Records to use:

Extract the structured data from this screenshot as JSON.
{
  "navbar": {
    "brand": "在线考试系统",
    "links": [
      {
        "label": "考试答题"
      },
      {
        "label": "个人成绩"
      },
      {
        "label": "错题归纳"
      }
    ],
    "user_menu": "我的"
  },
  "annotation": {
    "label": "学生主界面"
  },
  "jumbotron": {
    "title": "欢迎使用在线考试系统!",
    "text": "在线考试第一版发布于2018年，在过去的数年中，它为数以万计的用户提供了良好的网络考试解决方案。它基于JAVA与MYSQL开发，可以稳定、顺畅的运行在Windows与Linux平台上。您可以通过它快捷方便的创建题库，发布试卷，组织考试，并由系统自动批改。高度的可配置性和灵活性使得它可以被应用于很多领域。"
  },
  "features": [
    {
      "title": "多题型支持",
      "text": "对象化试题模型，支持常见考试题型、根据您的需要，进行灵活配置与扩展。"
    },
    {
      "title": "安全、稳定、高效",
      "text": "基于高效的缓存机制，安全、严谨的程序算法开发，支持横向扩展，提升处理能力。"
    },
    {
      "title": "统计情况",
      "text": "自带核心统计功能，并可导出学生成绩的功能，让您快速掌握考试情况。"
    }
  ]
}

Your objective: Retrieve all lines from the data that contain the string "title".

Answer to this exercise:
    "title": "欢迎使用在线考试系统!",
      "title": "多题型支持",
      "title": "安全、稳定、高效",
      "title": "统计情况",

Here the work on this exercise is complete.